[WHAT YOU SHOULD DO]
The lines below that include "this" are to be found and copied.

[DATA RECORDS]
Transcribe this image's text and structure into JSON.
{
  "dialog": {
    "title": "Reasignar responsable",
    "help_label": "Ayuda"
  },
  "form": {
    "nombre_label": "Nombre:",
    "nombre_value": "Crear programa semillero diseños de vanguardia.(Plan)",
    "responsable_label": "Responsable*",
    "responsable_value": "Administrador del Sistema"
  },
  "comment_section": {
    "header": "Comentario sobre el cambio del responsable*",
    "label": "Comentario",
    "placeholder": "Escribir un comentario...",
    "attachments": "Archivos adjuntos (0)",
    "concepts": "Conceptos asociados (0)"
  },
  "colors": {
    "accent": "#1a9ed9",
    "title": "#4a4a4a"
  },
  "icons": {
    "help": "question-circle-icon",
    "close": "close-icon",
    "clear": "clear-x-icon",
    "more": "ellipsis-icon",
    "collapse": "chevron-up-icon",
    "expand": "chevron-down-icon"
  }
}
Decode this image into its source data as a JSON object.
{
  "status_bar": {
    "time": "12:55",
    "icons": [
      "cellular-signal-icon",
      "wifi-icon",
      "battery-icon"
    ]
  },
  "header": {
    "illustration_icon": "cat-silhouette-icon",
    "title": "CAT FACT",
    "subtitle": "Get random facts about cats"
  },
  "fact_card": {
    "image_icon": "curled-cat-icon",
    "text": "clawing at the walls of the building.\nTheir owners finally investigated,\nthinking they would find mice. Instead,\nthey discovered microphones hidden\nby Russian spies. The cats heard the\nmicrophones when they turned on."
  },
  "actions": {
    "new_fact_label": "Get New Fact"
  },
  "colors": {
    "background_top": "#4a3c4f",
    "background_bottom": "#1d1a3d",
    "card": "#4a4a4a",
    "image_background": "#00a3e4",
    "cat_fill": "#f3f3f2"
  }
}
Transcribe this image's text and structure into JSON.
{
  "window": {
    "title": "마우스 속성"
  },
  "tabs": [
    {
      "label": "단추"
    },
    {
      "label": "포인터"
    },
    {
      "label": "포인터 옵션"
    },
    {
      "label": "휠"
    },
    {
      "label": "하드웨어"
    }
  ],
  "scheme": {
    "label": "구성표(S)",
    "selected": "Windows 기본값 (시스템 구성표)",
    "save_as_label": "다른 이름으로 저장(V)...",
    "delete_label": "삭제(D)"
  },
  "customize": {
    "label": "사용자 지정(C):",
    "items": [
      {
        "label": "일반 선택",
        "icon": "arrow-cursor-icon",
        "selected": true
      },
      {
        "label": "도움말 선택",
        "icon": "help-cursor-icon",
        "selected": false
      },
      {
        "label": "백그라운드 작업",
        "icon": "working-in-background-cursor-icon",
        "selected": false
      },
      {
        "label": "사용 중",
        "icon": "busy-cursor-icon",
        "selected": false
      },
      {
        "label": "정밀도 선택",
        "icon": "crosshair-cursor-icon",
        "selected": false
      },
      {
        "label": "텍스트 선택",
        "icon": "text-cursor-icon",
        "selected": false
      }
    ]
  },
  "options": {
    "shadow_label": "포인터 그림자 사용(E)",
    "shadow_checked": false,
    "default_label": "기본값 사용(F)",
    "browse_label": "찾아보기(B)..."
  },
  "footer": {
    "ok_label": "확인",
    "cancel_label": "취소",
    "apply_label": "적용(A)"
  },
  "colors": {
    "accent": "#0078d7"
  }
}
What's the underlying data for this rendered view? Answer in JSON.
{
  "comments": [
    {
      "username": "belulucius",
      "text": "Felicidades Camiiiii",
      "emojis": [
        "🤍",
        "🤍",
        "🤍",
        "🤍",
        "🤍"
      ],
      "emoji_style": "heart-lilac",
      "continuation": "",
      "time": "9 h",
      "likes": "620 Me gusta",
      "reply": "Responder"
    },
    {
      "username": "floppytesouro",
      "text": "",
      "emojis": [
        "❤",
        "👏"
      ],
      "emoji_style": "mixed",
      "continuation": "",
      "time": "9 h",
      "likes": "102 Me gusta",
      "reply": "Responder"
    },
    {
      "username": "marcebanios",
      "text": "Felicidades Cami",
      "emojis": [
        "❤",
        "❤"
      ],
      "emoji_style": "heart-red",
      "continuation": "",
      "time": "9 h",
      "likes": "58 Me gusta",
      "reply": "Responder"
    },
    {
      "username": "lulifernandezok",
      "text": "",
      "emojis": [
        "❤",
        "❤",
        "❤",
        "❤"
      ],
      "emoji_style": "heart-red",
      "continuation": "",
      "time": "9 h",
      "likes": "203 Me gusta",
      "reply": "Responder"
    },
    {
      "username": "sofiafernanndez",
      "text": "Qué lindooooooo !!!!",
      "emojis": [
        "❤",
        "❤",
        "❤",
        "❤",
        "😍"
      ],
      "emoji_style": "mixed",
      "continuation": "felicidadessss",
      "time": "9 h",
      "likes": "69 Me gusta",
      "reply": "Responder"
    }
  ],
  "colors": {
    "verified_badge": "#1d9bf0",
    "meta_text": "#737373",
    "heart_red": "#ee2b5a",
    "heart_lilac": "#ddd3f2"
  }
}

[TASK RESPONSE]
Transcribe this image's text and structure into JSON.
Decode this image into its source data as a JSON object.
Transcribe this image's text and structure into JSON.
What's the underlying data for this rendered view? Answer in JSON.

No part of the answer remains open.